Having first-rate people on the team is more important than designing hierarchies and clarifying who reports to whom.
While organizational structure and workforce management are important, plain and simple, it's putting the right people on the bus--the people who fit with your values and expectations of behaving and belonging--that will make the biggest difference for a company's success.
That sounds like a no-brainer, but how often do we misjudge a hire on the wrong selection criteria, later to have that person quit because he or she was a "bad apple"?
Whatever your set of values and behavioral competencies (the soft stuff) for assuring success on the job for each respective position (in addition, of course, to technical and hard skills), you have to know what to target, with good hiring metrics in place during the interview process.
The reason I've chosen these four is that they consistently come up as desired behaviors in high-performing teams.
Buffett won't hire anyone without it and doesn't mince any words when he said, "You're looking for three things, generally, in a person: intelligence, energy, and integrity. And if they don't have the last one, don't even bother with the first two. Everyone has the intelligence and energy--you wouldn't be here otherwise. But the integrity is up to you. You weren't born with it, you can't learn it in school."

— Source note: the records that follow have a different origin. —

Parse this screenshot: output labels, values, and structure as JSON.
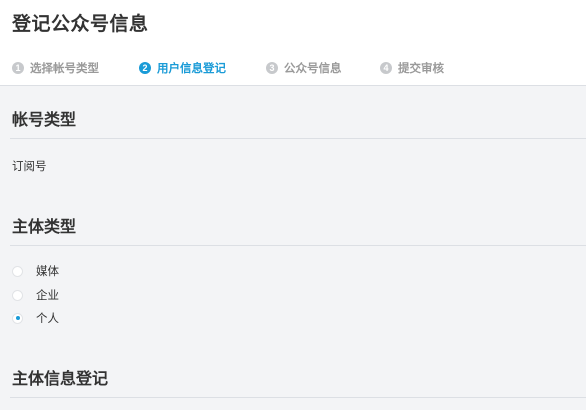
{
  "page_title": "登记公众号信息",
  "steps": [
    {
      "num": "1",
      "label": "选择帐号类型",
      "active": false
    },
    {
      "num": "2",
      "label": "用户信息登记",
      "active": true
    },
    {
      "num": "3",
      "label": "公众号信息",
      "active": false
    },
    {
      "num": "4",
      "label": "提交审核",
      "active": false
    }
  ],
  "account_type": {
    "title": "帐号类型",
    "value": "订阅号"
  },
  "subject_type": {
    "title": "主体类型",
    "options": [
      {
        "label": "媒体",
        "checked": false
      },
      {
        "label": "企业",
        "checked": false
      },
      {
        "label": "个人",
        "checked": true
      }
    ]
  },
  "subject_info": {
    "title": "主体信息登记"
  },
  "colors": {
    "accent": "#1a9bd7",
    "inactive_step": "#9a9a9a",
    "background": "#f3f4f6"
  }
}
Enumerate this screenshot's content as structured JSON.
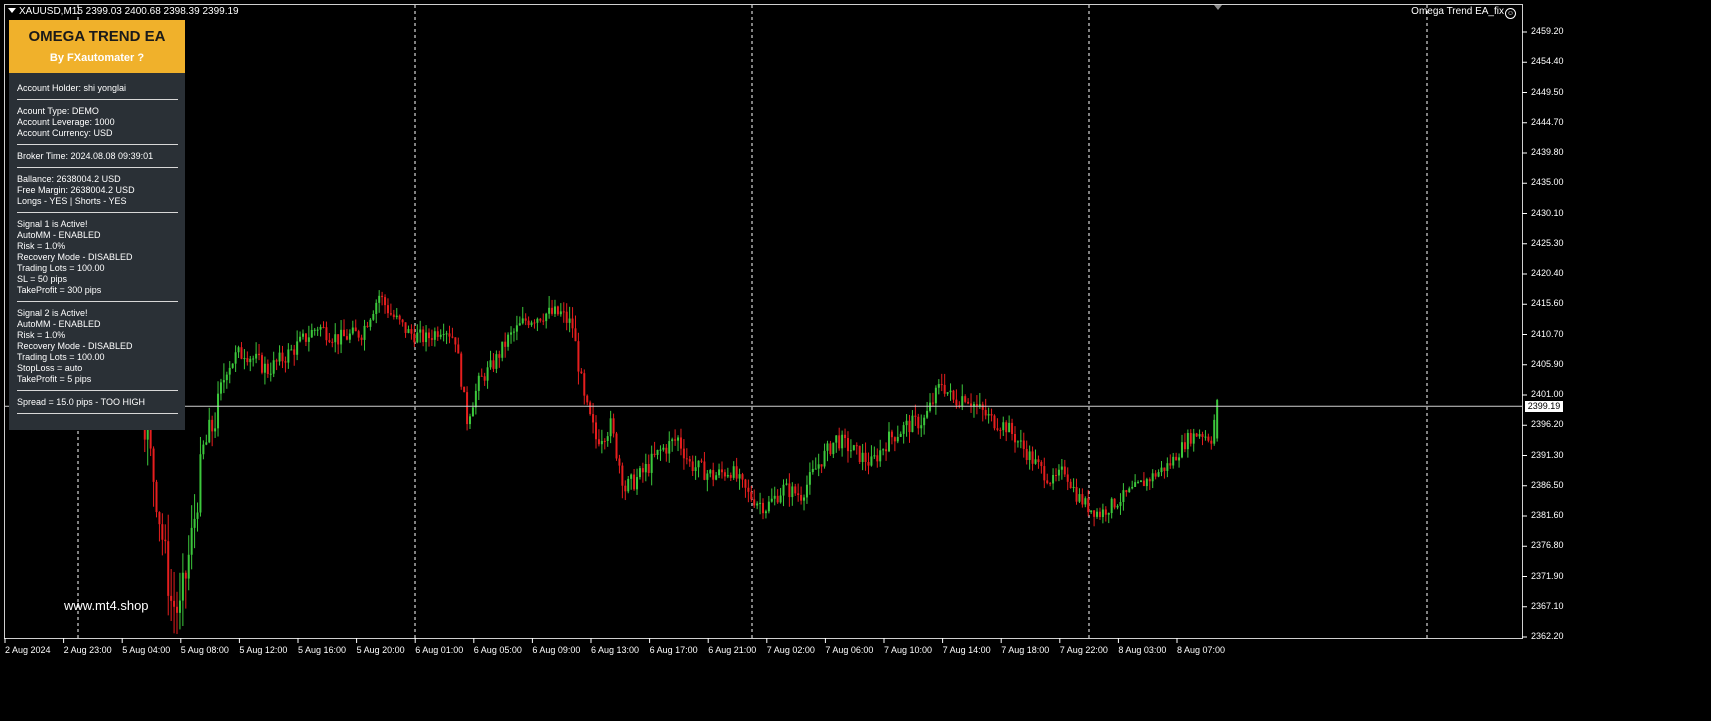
{
  "window": {
    "symbol_title": "XAUUSD,M15 2399.03 2400.68 2398.39 2399.19",
    "ea_label": "Omega Trend EA_fix",
    "smiley_glyph": "☺"
  },
  "panel": {
    "title": "OMEGA TREND EA",
    "subtitle": "By FXautomater ?",
    "header_color": "#f0b12b",
    "sections": [
      [
        "Account Holder: shi yonglai"
      ],
      [
        "Acount Type:  DEMO",
        "Account Leverage: 1000",
        "Account Currency: USD"
      ],
      [
        "Broker Time: 2024.08.08 09:39:01"
      ],
      [
        "Ballance: 2638004.2 USD",
        "Free Margin: 2638004.2 USD",
        "Longs - YES  |  Shorts - YES"
      ],
      [
        "Signal 1 is Active!",
        "AutoMM - ENABLED",
        "Risk = 1.0%",
        "Recovery Mode - DISABLED",
        "Trading Lots = 100.00",
        "SL = 50 pips",
        "TakeProfit = 300 pips"
      ],
      [
        "Signal 2 is Active!",
        "AutoMM - ENABLED",
        "Risk = 1.0%",
        "Recovery Mode - DISABLED",
        "Trading Lots = 100.00",
        "StopLoss = auto",
        "TakeProfit = 5 pips"
      ],
      [
        "Spread = 15.0 pips - TOO HIGH"
      ]
    ]
  },
  "watermark": "www.mt4.shop",
  "price_axis": {
    "ticks": [
      "2459.20",
      "2454.40",
      "2449.50",
      "2444.70",
      "2439.80",
      "2435.00",
      "2430.10",
      "2425.30",
      "2420.40",
      "2415.60",
      "2410.70",
      "2405.90",
      "2401.00",
      "2396.20",
      "2391.30",
      "2386.50",
      "2381.60",
      "2376.80",
      "2371.90",
      "2367.10",
      "2362.20"
    ],
    "current_price": "2399.19"
  },
  "time_axis": {
    "labels": [
      "2 Aug 2024",
      "2 Aug 23:00",
      "5 Aug 04:00",
      "5 Aug 08:00",
      "5 Aug 12:00",
      "5 Aug 16:00",
      "5 Aug 20:00",
      "6 Aug 01:00",
      "6 Aug 05:00",
      "6 Aug 09:00",
      "6 Aug 13:00",
      "6 Aug 17:00",
      "6 Aug 21:00",
      "7 Aug 02:00",
      "7 Aug 06:00",
      "7 Aug 10:00",
      "7 Aug 14:00",
      "7 Aug 18:00",
      "7 Aug 22:00",
      "8 Aug 03:00",
      "8 Aug 07:00"
    ]
  },
  "chart_data": {
    "type": "candlestick",
    "symbol": "XAUUSD",
    "timeframe": "M15",
    "ylim": [
      2362.2,
      2459.2
    ],
    "bull_color": "#3cc83c",
    "bear_color": "#e61e1e",
    "grid_color": "#ffffff",
    "close_path": [
      [
        0,
        2438
      ],
      [
        6,
        2436
      ],
      [
        12,
        2440
      ],
      [
        17,
        2433
      ],
      [
        22,
        2437
      ],
      [
        26,
        2428
      ],
      [
        30,
        2430
      ],
      [
        35,
        2425
      ],
      [
        40,
        2418
      ],
      [
        45,
        2400
      ],
      [
        50,
        2385
      ],
      [
        55,
        2368
      ],
      [
        58,
        2366
      ],
      [
        62,
        2378
      ],
      [
        66,
        2392
      ],
      [
        70,
        2397
      ],
      [
        74,
        2406
      ],
      [
        80,
        2408
      ],
      [
        88,
        2405
      ],
      [
        96,
        2408
      ],
      [
        105,
        2412
      ],
      [
        112,
        2410
      ],
      [
        120,
        2411
      ],
      [
        126,
        2417
      ],
      [
        130,
        2414
      ],
      [
        136,
        2411
      ],
      [
        142,
        2410
      ],
      [
        148,
        2412
      ],
      [
        152,
        2410
      ],
      [
        156,
        2397
      ],
      [
        160,
        2403
      ],
      [
        165,
        2406
      ],
      [
        170,
        2410
      ],
      [
        176,
        2413
      ],
      [
        182,
        2414
      ],
      [
        188,
        2414
      ],
      [
        192,
        2412
      ],
      [
        196,
        2400
      ],
      [
        200,
        2394
      ],
      [
        205,
        2396
      ],
      [
        210,
        2386
      ],
      [
        215,
        2388
      ],
      [
        222,
        2392
      ],
      [
        228,
        2394
      ],
      [
        232,
        2390
      ],
      [
        240,
        2388
      ],
      [
        246,
        2389
      ],
      [
        252,
        2385
      ],
      [
        258,
        2383
      ],
      [
        264,
        2386
      ],
      [
        270,
        2385
      ],
      [
        276,
        2390
      ],
      [
        282,
        2394
      ],
      [
        288,
        2392
      ],
      [
        294,
        2390
      ],
      [
        300,
        2394
      ],
      [
        306,
        2396
      ],
      [
        312,
        2397
      ],
      [
        318,
        2403
      ],
      [
        322,
        2400
      ],
      [
        326,
        2401
      ],
      [
        330,
        2399
      ],
      [
        335,
        2397
      ],
      [
        340,
        2396
      ],
      [
        345,
        2393
      ],
      [
        350,
        2390
      ],
      [
        356,
        2387
      ],
      [
        360,
        2389
      ],
      [
        364,
        2385
      ],
      [
        368,
        2383
      ],
      [
        372,
        2382
      ],
      [
        378,
        2384
      ],
      [
        384,
        2386
      ],
      [
        390,
        2388
      ],
      [
        396,
        2390
      ],
      [
        402,
        2394
      ],
      [
        406,
        2395
      ],
      [
        410,
        2394
      ],
      [
        412,
        2400
      ]
    ],
    "volatility": [
      [
        0,
        2.4
      ],
      [
        60,
        4.5
      ],
      [
        80,
        1.8
      ],
      [
        160,
        1.5
      ],
      [
        200,
        2.0
      ],
      [
        260,
        1.6
      ],
      [
        320,
        1.8
      ],
      [
        370,
        1.4
      ],
      [
        412,
        1.3
      ]
    ],
    "last_candle": {
      "open": 2399.03,
      "high": 2400.68,
      "low": 2398.39,
      "close": 2399.19
    }
  }
}
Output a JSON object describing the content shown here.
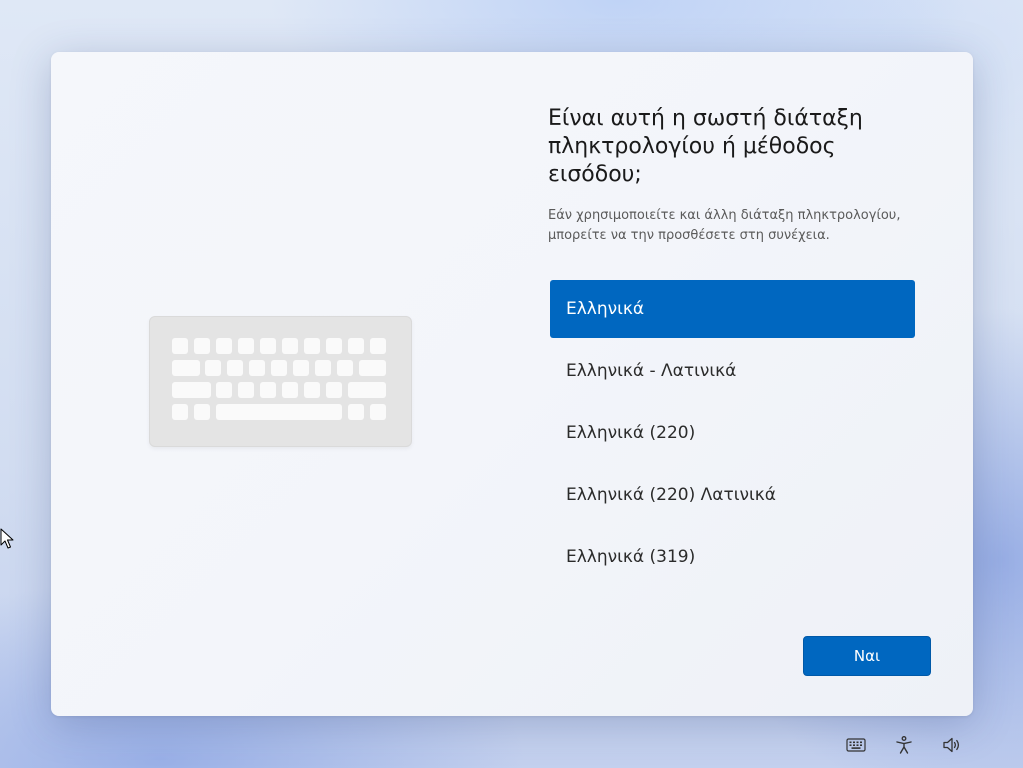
{
  "page": {
    "title": "Είναι αυτή η σωστή διάταξη πληκτρολογίου ή μέθοδος εισόδου;",
    "subtitle": "Εάν χρησιμοποιείτε και άλλη διάταξη πληκτρολογίου, μπορείτε να την προσθέσετε στη συνέχεια."
  },
  "layouts": [
    {
      "label": "Ελληνικά",
      "selected": true
    },
    {
      "label": "Ελληνικά - Λατινικά",
      "selected": false
    },
    {
      "label": "Ελληνικά (220)",
      "selected": false
    },
    {
      "label": "Ελληνικά (220) Λατινικά",
      "selected": false
    },
    {
      "label": "Ελληνικά (319)",
      "selected": false
    }
  ],
  "actions": {
    "yes_label": "Ναι"
  },
  "tray": {
    "icons": [
      "keyboard-icon",
      "accessibility-icon",
      "volume-icon"
    ]
  },
  "colors": {
    "accent": "#0067c0"
  }
}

When it comes to finding "first-rate people," hiring managers must dig hard to get the answers they need to feel confident that the best job candidates have the integrity to perform with the utmost excellence. Otherwise, one bad apple can be costly to a business.
Top employers are attracted to the trait of curiosity in employees because it often leads to innovation and creativity, which leads to finding new information and discoveries. The impulse to explore novel ideas and seek out new possibilities is a basic human attribute.
In the September issue of Harvard Business Review, Francesca Gino, a professor at Harvard Business School, points to new research spotlighting the benefits of curiosity:
- Fewer decision-making errors. Curiosity makes us less likely to fall prey to confirmation bias (looking for information that supports our beliefs rather than evidence suggesting we are wrong) and to stereotyping people.
- More innovation and positive changes. The most curious employees seek the most information from co-workers, and the information helps them in their jobs and boosts their creativity in addressing customers' concerns.
- Reduced group conflict. Curiosity encourages members of a group to put themselves in one another's shoes and take an interest in one another's ideas rather than focus only on their own perspective. That causes them to work together more effectively and smoothly: Conflicts are less heated, and groups achieve better results.
- More open communication. In one study, groups that participated in a task that heightened their curiosity performed better than control groups because they shared information more openly and listened more carefully.
3. Emotional Intelligence.
According to Travis Bradberry, author of Emotional Intelligence 2.0, "EQ is so critical to success that it accounts for 58 percent of performance in all types of jobs."
It's rare to find a bad apple in "first-rate people" exhibiting high emotional intelligence; they are keen on collaboration, empathy, and self-motivation. As people's roles and responsibilities increase, as they get promoted, move into leadership roles, and navigate political landscapes, IQ takes a backseat to EQ.